Was that you slurping down some warm java fuel as you braved the elements to join the 5 a.m. mob at your local department store? Doorbusters have become de rigueur on Black Friday. Whether it's the allure of paying $500 for a 32-inch LCD television, or the many other advertised bargains, it just doesn't feel like the holiday shopping season has begun until you get these "one morning only" specials.
Wall Street isn't so cruel. Many of the best deals out there will wait for you. Take your time. Do your due diligence. Odds are that the stocks will still be there for you at attractive prices.
I've decided to celebrate Black Friday by digging deep into the closeout bin of Internet companies. These four stocks are all trading for less than $10. At that price, you know you're not buying perfect companies, but I'll do my best to pick out the warts.
Let's go shopping!
Despite its West Coast moniker, Hollywood Media is an East Coast stagehound at heart. The company owns Broadway.com, the popular live event ticketing specialist, which has accounted for 84% of the company's revenues through the first nine months of the year.
The company also owns Hollywood.com, which is being done up as a movie portal, naturally. It's still a major part of the revenue mix here, even though ad sales are soaring for the company.
Warts? Well, disregard a recent asset sale, and the company is actually still in the red. However, the losses from continuing operations have been narrowing, and all three analysts following the company expect it to turn the corner and post a profit in 2007.
I've been so taken with the CNET story that I've recommended it twice to Motley Fool Rule Breakers newsletter subscribers. With more than 10 years under its belt as an Internet company with a strong editorial bent, you've probably come across many of CNET's properties, like News.com, Gamespot.com, and Download.com.
The empire is growing. CNET is rich in domain names, and it's begun moving to develop several of them, like TV.com, Kids.com, and MP3.com. Because of its reliance on IT ad spending, the delayed release of Windows Vista has stung the company, but that should remedy itself come 2007.
Warts? CNET was one of the many companies stung for stock-options backdating, and its growth has been slow lately. This past quarter, revenue rose just 13%, largely because of a decline in traffic at its Webshots.com photo-sharing site. That's why a profitable company like CNET is trading in the single digits, but those low prices may also spell opportunity.
As far as upscale e-tail goes, RedEnvelope.com should be in a better place. It's toiling in the lucrative luxury market, and it's got a marketable gimmick in its signature red boxes with ivory bows. In an ideal world, the packages would become as ubiquitous as a box from Tiffany
Warts? Tom Gardner had originally recommended the stock to Hidden Gems readers three years ago. Concerns over the company's inability to generate positive cash flow had him nimbly bowing out of the stock two years later.
The company is still not living up to its potential, but there are a few things I liked in its most recent quarterly report. Orders were up 13%, yet sales grew 18%, which means customers are spending more. As gravy, those sales are clocking in with higher gross margins. The red ink isn't pretty, though the one analyst putting out public projections expects the company to be in the black next year.

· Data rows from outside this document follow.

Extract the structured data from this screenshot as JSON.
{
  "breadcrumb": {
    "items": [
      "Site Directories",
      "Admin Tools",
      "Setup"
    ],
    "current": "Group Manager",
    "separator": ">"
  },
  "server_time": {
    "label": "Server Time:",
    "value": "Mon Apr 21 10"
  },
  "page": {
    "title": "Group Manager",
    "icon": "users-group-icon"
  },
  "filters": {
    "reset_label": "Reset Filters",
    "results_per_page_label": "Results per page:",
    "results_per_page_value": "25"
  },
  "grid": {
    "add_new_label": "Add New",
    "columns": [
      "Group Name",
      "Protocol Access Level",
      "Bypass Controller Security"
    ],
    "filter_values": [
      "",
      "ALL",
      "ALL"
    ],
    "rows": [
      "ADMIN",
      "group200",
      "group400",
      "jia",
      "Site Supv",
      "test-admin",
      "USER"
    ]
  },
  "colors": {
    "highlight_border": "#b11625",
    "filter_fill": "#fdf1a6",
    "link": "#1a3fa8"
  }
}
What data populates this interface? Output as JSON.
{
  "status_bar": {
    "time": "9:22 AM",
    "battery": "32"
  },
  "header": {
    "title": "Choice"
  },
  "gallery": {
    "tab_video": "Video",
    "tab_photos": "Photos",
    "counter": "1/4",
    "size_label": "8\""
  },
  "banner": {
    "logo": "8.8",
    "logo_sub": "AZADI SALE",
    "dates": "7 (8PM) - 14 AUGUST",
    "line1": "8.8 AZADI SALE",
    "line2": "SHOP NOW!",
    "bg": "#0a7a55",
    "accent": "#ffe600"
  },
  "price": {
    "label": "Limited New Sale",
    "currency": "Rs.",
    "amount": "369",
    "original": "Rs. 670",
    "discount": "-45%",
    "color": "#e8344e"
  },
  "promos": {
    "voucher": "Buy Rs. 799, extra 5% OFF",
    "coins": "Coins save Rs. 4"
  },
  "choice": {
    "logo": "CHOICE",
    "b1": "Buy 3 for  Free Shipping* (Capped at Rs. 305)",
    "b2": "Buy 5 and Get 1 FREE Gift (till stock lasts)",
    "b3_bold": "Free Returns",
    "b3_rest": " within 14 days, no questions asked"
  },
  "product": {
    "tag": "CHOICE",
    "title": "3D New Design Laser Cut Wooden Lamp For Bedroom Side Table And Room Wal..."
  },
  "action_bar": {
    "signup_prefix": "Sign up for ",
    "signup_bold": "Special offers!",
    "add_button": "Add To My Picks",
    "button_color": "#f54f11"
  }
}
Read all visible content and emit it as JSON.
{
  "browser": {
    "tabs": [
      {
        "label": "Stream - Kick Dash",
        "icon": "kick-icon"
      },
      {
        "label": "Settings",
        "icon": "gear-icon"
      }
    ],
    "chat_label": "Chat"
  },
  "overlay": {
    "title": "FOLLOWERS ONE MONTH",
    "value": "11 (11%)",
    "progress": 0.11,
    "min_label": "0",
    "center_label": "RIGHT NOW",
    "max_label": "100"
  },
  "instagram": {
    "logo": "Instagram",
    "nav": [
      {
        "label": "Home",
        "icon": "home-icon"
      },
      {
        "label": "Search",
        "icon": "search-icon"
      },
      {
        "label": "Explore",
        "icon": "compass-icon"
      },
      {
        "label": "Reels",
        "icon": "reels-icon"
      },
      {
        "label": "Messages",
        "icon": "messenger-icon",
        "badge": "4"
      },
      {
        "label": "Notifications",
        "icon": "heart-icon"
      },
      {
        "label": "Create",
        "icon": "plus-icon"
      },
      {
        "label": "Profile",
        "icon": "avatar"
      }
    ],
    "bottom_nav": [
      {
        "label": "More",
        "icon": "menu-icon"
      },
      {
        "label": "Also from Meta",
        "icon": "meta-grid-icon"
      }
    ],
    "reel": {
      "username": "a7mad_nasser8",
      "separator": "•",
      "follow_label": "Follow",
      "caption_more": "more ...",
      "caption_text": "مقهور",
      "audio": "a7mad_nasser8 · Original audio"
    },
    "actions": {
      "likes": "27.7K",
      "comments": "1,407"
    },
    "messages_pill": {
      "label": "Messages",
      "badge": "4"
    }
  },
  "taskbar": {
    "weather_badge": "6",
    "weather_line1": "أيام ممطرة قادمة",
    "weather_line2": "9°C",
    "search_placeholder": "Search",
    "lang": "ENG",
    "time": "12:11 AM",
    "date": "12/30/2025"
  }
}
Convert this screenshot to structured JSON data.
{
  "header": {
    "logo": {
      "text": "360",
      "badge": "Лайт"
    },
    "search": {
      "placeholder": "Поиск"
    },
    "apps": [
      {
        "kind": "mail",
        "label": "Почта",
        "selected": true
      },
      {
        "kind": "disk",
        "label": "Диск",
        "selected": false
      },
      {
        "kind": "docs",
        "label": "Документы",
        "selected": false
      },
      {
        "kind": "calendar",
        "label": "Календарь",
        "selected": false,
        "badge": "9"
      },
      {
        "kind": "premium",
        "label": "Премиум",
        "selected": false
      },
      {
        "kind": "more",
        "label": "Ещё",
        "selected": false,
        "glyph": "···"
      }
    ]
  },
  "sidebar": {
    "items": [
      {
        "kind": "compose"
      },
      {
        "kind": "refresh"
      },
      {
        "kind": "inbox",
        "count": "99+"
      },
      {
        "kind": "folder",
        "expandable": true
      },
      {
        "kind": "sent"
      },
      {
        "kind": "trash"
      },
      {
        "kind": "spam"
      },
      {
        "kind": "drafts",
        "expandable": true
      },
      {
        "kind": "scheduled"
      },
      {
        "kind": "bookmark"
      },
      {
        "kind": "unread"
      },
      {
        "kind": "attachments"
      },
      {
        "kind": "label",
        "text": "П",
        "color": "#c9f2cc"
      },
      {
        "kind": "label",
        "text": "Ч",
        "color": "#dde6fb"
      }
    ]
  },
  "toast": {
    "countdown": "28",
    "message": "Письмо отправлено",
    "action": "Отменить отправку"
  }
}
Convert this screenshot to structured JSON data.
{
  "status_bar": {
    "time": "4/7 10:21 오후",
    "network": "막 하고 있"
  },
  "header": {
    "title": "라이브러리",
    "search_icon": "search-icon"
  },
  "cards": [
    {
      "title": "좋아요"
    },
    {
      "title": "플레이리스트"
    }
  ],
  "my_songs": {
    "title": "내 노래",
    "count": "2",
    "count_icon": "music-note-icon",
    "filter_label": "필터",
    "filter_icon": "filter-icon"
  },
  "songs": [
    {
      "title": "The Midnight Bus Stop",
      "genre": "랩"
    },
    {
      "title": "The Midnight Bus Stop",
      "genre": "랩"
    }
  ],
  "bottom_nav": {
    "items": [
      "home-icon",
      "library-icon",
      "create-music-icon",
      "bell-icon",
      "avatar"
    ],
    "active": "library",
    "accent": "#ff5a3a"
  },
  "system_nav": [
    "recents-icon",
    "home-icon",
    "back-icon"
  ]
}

You have to go back to May 2000 to find the last time the pioneering online pharmacy traded in double digits. Even though I've never been a big fan of the company in the past, I'm starting to like the emerging trends at drugstore.com. Losses have been narrowing, even if investors will have to likely wait until 2008 for actual profits. Despite the red ink, the company has actually beaten analyst estimates for four consecutive quarters.
Warts? Despite billing itself as "the uncommon drugstore," this company doesn't have the most defensible of moats. Offline pharmacies are ramping up their online businesses, and competition will keep margins in check. However, that's pretty much what we said about Motley Fool Stock Advisor pick Amazon.com
Deals are great, though buyers are best advised to shop around. Cheap prices sometimes get cheaper, and just because a stock can be had for less than $10 a share, that doesn't mean it's the steal of the century.
However, I'll stand by these picks. I'm cognizant of the warts. I believe that each company has what it takes to overcome those hurdles and appreciate in value accordingly. If not, hey, I'll be back with some more doorbuster bargains next holiday shopping season.
If you want a more detailed shopping guide to young stocks with disruptive technologies, join Rick and other Motley Fool Rule Breakers subscribers as they seek out ultimate growth stocks.
Longtime Fool contributor Rick Munarriz has spent way too many Friday mornings scoping out deals before dawn, but prefers to find the online bargains instead. He does not own shares in any of the companies in this story. The Fool has a disclosure policy. He is also part of the Rule Breakers newsletter research team, seeking out tomorrow's ultimate growth stocks a day early.